How Design Thinking Increases Workplace Productivity

Let’s go on a thought experiment journey and test out design thinking’s potential for increasing productivity

Design thinking is a methodology and a set of cognitive and strategic tools used to generate new ideas and solve problems, using empathy, creativity, and collaboration. Design thinking offers a human-centered approach to problem-solving. The design thinking methodology is an iterative process comprising 5 distinct phases: Empathize>>Define>>Ideate>>Prototype>>Test. There’s compelling evidence that supports the effectiveness of design thinking. The Design Management Institute found that over the span of 10 years, design-driven companies outperformed the S&P 500 by 219% 
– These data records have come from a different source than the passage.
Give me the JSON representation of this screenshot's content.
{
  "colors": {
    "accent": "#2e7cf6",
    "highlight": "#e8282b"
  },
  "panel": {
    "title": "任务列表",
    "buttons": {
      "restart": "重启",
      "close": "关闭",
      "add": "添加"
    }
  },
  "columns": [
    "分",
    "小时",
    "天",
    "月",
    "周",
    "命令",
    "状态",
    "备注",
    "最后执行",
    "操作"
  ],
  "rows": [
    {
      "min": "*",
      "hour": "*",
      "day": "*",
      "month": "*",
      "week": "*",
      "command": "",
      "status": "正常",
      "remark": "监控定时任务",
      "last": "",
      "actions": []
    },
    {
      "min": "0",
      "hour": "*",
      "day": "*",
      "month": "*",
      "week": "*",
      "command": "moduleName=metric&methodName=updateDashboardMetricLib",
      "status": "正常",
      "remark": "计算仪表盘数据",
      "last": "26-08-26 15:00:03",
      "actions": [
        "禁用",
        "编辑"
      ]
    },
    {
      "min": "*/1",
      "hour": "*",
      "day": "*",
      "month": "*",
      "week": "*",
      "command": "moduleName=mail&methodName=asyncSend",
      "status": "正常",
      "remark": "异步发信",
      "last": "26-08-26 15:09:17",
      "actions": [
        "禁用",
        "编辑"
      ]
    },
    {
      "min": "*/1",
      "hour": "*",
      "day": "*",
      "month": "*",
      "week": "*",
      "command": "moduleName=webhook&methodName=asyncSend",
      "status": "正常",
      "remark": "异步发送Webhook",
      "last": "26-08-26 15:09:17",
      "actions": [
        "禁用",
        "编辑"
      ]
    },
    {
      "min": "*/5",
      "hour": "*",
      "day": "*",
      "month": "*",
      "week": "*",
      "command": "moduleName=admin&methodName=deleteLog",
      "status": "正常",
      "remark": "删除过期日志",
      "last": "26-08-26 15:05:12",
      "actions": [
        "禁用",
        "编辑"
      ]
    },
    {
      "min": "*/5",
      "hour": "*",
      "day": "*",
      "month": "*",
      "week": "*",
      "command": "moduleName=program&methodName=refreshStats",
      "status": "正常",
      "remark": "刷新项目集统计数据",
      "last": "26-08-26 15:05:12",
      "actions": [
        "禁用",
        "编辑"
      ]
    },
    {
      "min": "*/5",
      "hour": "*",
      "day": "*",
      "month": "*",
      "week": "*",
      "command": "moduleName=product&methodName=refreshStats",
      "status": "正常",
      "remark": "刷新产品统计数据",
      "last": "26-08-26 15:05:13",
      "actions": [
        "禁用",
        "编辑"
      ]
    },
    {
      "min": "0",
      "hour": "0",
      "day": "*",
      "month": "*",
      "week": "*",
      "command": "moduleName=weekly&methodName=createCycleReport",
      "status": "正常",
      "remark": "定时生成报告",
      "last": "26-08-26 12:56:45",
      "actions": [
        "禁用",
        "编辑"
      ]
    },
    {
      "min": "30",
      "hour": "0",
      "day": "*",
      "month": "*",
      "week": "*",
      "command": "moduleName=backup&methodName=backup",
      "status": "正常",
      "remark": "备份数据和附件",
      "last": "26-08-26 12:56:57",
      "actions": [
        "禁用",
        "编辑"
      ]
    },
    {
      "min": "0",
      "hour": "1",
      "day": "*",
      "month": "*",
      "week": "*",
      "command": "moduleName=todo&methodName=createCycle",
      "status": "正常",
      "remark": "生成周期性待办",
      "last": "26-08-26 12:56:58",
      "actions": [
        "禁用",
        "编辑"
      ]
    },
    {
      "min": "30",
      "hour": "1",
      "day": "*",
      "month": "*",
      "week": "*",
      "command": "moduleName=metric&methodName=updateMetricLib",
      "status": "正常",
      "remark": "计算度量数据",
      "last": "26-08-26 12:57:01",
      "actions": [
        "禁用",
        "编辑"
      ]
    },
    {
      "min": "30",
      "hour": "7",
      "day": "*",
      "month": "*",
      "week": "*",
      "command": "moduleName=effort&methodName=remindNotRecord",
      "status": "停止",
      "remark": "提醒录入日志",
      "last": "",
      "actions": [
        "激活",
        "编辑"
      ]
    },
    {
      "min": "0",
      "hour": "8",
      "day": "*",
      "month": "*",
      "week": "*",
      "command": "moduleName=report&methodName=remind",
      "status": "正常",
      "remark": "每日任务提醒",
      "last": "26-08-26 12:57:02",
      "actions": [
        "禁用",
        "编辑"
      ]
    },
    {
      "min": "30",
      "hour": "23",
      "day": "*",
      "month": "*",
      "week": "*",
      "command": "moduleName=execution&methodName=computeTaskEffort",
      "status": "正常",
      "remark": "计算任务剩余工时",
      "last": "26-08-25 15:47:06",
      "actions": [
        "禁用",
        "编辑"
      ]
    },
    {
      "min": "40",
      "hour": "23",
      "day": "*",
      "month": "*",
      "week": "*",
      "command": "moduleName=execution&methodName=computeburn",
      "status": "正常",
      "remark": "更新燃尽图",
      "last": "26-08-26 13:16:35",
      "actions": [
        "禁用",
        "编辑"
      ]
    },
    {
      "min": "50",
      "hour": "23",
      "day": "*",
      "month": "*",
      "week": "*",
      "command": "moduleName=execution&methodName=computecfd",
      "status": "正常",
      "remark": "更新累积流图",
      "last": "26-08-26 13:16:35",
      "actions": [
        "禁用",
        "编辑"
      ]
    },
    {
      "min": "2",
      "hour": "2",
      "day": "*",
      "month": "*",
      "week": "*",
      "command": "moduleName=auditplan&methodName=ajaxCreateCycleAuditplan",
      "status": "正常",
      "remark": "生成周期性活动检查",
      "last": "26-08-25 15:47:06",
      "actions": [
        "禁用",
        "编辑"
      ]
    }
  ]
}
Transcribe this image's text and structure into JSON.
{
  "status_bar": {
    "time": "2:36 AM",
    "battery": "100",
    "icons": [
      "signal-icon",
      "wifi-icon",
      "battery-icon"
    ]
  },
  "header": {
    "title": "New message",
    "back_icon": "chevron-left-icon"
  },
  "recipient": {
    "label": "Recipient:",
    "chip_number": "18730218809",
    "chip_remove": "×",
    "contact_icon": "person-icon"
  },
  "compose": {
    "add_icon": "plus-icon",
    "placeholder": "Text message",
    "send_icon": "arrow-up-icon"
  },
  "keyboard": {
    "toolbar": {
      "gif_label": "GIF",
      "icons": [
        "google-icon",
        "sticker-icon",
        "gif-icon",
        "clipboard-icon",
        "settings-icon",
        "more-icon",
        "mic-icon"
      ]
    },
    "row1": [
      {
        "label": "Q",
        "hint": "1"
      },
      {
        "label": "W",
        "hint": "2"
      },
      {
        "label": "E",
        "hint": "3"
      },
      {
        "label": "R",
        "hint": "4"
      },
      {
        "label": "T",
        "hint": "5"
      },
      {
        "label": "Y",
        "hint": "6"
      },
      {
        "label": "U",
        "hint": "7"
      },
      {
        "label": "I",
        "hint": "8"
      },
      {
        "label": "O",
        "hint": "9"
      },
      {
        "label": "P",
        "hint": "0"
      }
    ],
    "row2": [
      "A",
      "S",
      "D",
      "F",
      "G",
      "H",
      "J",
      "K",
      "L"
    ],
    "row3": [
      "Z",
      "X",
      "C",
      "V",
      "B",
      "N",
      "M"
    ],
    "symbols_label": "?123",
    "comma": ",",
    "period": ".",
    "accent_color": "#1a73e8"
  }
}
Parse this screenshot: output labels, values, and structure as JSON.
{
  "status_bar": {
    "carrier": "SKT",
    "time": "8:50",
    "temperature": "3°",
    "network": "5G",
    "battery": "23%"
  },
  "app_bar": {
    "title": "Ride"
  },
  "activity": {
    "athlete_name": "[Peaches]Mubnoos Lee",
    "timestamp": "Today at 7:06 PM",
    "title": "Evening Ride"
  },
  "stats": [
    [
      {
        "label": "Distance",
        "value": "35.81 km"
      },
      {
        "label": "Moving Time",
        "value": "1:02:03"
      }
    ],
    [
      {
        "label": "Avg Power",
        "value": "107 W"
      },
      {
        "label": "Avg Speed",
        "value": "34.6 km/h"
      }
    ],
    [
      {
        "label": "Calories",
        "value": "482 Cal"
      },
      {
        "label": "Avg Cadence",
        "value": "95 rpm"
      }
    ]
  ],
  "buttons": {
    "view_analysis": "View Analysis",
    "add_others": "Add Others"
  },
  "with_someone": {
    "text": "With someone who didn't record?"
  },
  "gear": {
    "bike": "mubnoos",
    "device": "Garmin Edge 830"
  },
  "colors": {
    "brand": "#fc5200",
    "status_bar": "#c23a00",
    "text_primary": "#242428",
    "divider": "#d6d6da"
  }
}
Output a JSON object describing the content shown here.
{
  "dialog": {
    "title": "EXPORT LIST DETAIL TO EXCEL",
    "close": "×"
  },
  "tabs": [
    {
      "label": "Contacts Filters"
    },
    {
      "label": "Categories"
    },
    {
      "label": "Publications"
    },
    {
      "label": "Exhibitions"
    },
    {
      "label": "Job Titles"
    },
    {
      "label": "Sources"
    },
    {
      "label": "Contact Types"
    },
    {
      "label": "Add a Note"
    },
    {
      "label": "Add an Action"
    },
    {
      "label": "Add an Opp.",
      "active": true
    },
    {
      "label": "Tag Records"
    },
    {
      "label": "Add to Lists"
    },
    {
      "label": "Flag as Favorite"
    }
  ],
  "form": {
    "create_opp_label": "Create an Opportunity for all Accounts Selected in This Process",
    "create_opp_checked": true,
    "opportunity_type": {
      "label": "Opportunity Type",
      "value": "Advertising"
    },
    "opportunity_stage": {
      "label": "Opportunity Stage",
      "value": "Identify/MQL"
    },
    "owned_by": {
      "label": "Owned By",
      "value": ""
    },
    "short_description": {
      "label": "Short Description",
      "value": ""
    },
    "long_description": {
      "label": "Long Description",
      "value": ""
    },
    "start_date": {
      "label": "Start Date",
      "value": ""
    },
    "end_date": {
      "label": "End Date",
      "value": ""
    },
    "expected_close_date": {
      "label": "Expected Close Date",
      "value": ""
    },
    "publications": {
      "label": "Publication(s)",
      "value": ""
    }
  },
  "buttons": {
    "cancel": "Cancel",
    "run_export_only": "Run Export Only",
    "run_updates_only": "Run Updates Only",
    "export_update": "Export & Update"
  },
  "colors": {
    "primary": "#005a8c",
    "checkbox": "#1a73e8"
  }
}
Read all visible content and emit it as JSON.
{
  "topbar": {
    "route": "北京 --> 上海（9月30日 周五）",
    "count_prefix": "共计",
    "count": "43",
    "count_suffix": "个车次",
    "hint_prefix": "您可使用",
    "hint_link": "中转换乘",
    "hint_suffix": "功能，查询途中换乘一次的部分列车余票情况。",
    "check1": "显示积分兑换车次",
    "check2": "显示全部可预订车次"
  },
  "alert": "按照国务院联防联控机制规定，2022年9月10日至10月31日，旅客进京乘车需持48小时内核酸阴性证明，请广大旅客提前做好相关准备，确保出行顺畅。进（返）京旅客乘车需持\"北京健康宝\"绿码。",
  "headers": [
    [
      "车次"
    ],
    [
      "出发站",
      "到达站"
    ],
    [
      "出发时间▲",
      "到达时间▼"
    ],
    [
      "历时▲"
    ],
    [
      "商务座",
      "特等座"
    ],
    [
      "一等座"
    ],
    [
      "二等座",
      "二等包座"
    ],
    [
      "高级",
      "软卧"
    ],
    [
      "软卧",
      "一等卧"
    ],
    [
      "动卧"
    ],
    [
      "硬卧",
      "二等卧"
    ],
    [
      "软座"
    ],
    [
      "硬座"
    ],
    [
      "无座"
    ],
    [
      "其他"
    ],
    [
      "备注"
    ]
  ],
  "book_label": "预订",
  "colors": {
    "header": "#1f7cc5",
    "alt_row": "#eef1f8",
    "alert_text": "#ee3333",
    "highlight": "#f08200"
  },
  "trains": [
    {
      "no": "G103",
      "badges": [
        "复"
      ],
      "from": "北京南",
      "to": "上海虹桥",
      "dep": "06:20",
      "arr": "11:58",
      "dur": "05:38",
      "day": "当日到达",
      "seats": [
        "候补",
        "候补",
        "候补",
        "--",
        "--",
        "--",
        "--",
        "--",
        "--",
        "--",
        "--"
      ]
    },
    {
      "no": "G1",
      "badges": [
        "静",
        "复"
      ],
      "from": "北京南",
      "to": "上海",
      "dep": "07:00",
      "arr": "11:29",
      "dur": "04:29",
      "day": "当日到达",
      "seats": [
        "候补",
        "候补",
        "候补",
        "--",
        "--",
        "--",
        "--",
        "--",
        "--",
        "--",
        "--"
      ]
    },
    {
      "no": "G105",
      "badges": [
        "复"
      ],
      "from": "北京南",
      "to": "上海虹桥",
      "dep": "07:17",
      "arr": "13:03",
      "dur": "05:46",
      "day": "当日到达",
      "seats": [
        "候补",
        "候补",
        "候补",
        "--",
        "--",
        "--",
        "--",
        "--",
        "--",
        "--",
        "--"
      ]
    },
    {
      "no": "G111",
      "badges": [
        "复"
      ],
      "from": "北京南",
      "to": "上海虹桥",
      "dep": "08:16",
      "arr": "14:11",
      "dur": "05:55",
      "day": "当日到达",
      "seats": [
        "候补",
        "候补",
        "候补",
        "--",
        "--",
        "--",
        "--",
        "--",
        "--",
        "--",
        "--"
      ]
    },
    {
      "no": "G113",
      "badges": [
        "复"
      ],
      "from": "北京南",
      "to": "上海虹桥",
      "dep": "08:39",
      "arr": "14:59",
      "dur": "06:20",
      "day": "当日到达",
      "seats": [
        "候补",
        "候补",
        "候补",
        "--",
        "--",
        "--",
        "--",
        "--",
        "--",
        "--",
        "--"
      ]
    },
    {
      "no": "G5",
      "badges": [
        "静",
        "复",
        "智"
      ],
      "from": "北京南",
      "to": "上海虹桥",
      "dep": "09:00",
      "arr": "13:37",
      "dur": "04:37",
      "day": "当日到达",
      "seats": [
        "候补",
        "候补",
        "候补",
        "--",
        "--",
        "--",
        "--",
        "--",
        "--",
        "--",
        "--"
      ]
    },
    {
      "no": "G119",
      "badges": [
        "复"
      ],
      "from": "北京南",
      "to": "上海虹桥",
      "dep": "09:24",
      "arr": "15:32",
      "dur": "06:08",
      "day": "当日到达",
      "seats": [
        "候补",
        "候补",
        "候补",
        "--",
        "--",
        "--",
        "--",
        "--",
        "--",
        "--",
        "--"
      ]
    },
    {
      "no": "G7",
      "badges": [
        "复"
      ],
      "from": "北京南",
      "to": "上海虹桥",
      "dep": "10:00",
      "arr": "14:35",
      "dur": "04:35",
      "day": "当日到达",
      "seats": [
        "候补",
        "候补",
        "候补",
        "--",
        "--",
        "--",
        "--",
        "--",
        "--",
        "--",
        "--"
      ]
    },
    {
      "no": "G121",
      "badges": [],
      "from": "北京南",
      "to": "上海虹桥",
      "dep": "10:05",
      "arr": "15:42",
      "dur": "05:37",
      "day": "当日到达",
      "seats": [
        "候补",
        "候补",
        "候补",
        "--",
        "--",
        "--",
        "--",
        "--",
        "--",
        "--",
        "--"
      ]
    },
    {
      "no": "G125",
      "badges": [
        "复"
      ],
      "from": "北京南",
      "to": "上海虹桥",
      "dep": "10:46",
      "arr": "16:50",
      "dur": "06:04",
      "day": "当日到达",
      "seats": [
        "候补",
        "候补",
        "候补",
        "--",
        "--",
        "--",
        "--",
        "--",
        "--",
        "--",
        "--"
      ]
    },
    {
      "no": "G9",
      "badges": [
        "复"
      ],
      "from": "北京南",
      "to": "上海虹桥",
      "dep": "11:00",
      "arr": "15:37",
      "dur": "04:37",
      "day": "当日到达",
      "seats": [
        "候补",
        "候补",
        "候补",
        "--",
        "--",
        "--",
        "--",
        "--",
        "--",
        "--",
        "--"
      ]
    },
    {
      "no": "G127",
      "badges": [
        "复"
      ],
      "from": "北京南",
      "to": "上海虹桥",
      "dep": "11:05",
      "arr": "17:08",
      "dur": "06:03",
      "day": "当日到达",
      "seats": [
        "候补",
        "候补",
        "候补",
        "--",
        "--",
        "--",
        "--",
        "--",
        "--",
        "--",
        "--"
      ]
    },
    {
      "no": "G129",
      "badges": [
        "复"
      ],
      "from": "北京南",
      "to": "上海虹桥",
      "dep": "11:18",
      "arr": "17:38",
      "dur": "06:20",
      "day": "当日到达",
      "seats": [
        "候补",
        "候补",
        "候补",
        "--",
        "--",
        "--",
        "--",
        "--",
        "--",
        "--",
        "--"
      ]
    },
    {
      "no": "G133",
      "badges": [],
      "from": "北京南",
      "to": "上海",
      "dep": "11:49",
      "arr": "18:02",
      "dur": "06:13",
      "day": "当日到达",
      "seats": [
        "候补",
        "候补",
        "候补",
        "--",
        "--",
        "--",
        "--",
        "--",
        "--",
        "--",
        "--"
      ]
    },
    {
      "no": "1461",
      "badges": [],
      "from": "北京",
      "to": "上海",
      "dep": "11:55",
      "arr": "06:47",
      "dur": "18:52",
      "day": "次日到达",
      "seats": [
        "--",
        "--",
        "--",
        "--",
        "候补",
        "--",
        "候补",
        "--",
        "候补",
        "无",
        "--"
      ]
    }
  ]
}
As advancing technologies like AI and ML are striving to become more and more human, design thinking is becoming increasingly relevant. Design thinking has played a pivotal role in the success of today’s leading businesses by revolutionizing the way companies solve customer and user problems. However, design thinking is not just limited to solving external problems pertaining to users and customers. It can also be a helpful tool for solving an organization’s internal challenges like conflict management, internal communications, and workplace productivity. Today, let us examine how design thinking can be utilized to increase an organization’s overall productivity.

There’s a slew of factors that can influence employee performance and productivity. Factors like an employee’s personal circumstances, unforeseen pandemics, or natural disasters may be beyond a company’s control. However, there are three important factors that can be addressed: 

  • Team Motivation
  • Work Culture
  • Complexity and Efficiency (of workflows and processes within every function)

To illustrate the promise of design thinking, let us conduct a thought experiment where we apply the approach to team motivation, one of the aforementioned factors for productivity.

Goal: Increase team productivity by increasing team motivation, using design thinking. (All assumptions and calculations are provided in the footnotes.)

Empathize: We must begin by gathering information about the employee experience using surveys and interviews to determine what they think lowers or increases their motivation. For the sake of this experiment, let us consider a fictional group of employees that revealed the following causes of a lack of motivation:

  • Feeling unappreciated. Feeling like their ideas don’t matter/ are not recognized or rewarded 
  • Lack of social connection
  • Feeling overwhelmed or overworked

Define: Now, we need to define the problem. In this case, we determine what ‘productivity’ and ‘lack of motivation’ means for our hypothetical team and define metrics that can be used to measure each one.

Continuing our experiment, let’s go with the following definitions: 

Productivity = % of weekly goals achieved vs weekly goals set*

Motivation = Work satisfaction score* + Connectedness score*  – Overwhelm score*

Ideate: Next, we brainstorm potential solutions to the previously defined problems. Here are some ideas pertaining to our example:

  • Encourage communication by increasing social interaction
  • Reward system to encourage productivity
  • Log instances of overwhelm and analyze causes and solutions 

Prototype: Based on the ideation, we can prototype the following plan/system

To reduce overwhelm, set realistic targets by aiming for 4 days worth of workload (expected hours for completion) for each week to create a buffer. Each employee is then free to spend their unutilized time in any manner they see fit.

Provide planned ‘downtime’ by reserving half of a day, every week, for employees to socialize and unwind. 

Test: Determine values of our target variables, apply the prototype, and measure the resulting change. 

This process repeated over time will help achieve optimal results and adapt the process according to future organizational changes. We can go through similar design journeys for any other factor that affects productivity. The potential for using design thinking to increase productivity is limitless.

Productivity is only one among numerous applications of design thinking. Our world consists of a wide variety of perspectives, people, cultures, and ideas. Design thinking is a way to leverage diverse sets of ideas and create solutions available for and applicable to a diverse set of people. Design thinking holds the potential to transform the world, one good decision at a time. Investing in and using design thinking is certainly a good decision.


*‘Weekly goals’ are measured by setting a weekly target, broken into smaller tasks and projects that are assigned numeric values based on importance and complexity. As a result,’ weekly goals set’ and ‘achieved’ can both be expressed as numbers, used to determine productivity (%)

Overwhelm as % of actual # hours required to complete weekly goals vs expected # hours required to complete weekly goals

‘Work Satisfaction’ and ‘Connectedness and Inclusion’ to be measured as the average employee ratings on a scale of 1-100%, for each of the two factors